### [EXERCISE REQUIREMENTS]
Return every line of the data below that includes the string "this".

### [PROVIDED DATA]
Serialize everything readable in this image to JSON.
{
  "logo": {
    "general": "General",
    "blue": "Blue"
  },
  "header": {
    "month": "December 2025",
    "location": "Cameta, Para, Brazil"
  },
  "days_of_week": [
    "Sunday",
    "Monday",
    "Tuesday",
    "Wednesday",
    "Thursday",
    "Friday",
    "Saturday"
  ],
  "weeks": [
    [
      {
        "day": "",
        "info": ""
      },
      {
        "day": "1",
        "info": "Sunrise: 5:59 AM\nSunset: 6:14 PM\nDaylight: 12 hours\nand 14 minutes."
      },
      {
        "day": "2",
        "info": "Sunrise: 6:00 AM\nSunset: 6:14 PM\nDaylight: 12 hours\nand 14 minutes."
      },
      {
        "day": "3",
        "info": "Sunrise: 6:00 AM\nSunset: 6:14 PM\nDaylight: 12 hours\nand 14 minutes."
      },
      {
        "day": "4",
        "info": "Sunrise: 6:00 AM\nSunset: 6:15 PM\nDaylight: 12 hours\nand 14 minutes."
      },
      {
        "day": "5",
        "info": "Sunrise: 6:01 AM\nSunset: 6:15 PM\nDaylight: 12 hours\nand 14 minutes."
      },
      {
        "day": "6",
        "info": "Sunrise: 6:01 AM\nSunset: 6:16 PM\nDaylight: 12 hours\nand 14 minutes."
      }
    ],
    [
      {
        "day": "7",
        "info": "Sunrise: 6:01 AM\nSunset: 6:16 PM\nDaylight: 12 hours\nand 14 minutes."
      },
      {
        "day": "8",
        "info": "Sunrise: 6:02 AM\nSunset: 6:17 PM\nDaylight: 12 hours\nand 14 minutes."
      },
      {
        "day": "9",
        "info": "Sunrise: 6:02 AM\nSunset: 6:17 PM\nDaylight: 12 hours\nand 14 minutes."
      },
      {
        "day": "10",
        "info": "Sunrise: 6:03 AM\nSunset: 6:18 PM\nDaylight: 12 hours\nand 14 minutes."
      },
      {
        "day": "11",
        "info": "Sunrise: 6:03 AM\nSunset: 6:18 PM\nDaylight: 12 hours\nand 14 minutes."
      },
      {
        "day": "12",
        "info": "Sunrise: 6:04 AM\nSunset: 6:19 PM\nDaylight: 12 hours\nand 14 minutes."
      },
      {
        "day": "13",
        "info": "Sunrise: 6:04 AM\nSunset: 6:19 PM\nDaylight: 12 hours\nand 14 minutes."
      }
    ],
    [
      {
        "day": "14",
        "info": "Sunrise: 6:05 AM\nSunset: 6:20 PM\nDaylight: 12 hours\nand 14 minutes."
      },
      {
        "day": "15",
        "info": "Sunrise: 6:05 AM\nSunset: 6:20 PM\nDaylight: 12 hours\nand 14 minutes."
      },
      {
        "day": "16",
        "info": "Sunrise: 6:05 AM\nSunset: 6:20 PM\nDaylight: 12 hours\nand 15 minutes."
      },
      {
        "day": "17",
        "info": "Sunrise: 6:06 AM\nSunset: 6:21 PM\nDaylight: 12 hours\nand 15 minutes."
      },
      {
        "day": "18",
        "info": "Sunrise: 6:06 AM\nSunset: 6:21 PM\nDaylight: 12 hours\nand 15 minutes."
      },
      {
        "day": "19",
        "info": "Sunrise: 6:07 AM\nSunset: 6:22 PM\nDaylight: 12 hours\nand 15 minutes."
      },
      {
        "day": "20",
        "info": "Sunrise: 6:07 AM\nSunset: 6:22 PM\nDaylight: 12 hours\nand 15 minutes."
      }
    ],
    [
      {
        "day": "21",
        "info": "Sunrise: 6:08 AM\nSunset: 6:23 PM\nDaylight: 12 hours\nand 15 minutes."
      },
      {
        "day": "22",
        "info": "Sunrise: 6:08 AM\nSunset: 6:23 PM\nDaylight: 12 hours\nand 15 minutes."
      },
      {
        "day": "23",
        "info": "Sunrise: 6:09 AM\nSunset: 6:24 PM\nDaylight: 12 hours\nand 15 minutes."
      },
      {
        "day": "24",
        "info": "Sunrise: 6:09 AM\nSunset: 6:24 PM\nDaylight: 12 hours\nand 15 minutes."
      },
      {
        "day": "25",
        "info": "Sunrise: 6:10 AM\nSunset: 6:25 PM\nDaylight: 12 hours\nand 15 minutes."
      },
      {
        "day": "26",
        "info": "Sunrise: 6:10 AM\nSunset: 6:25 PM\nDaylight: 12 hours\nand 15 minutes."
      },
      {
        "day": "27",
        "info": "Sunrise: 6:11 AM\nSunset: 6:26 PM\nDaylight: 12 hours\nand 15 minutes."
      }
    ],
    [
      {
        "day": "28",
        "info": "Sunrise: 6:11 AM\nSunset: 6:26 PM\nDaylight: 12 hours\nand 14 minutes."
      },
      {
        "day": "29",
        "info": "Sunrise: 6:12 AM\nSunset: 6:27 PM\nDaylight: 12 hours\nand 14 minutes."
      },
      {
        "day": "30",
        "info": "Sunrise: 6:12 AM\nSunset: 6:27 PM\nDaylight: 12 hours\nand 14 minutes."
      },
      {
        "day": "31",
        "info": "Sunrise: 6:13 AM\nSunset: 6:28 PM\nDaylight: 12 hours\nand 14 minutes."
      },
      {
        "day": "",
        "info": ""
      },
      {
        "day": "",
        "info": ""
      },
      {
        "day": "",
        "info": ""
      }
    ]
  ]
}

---

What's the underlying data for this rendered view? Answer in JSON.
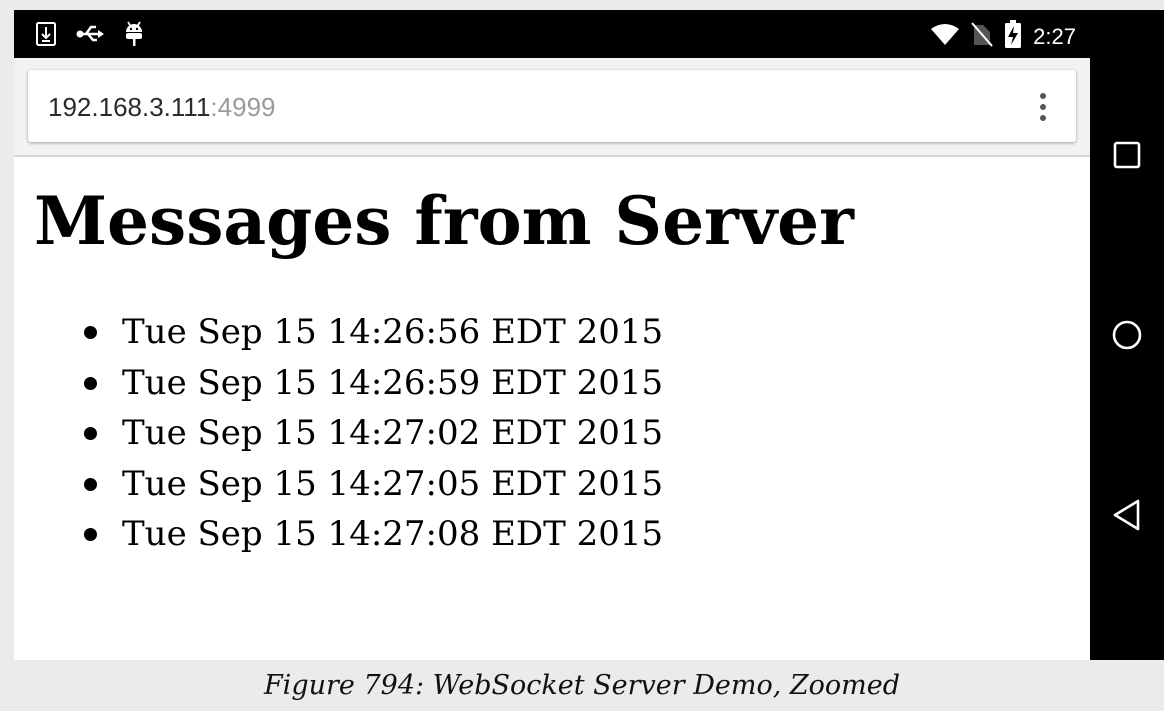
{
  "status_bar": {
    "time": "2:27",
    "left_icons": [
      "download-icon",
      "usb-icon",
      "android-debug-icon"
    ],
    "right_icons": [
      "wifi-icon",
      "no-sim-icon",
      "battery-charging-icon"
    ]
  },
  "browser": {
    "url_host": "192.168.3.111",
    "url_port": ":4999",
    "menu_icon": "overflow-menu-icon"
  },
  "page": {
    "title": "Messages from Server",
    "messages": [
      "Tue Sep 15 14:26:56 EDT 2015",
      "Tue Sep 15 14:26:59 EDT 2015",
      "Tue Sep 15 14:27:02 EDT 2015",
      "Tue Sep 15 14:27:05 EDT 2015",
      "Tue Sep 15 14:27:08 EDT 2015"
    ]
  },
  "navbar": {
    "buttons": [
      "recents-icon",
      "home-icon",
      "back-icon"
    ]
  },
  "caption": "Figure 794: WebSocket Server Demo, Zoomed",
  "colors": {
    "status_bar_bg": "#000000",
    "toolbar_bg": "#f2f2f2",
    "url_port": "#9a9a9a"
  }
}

### [REPLY]
Serialize everything readable in this image to JSON.
What's the underlying data for this rendered view? Answer in JSON.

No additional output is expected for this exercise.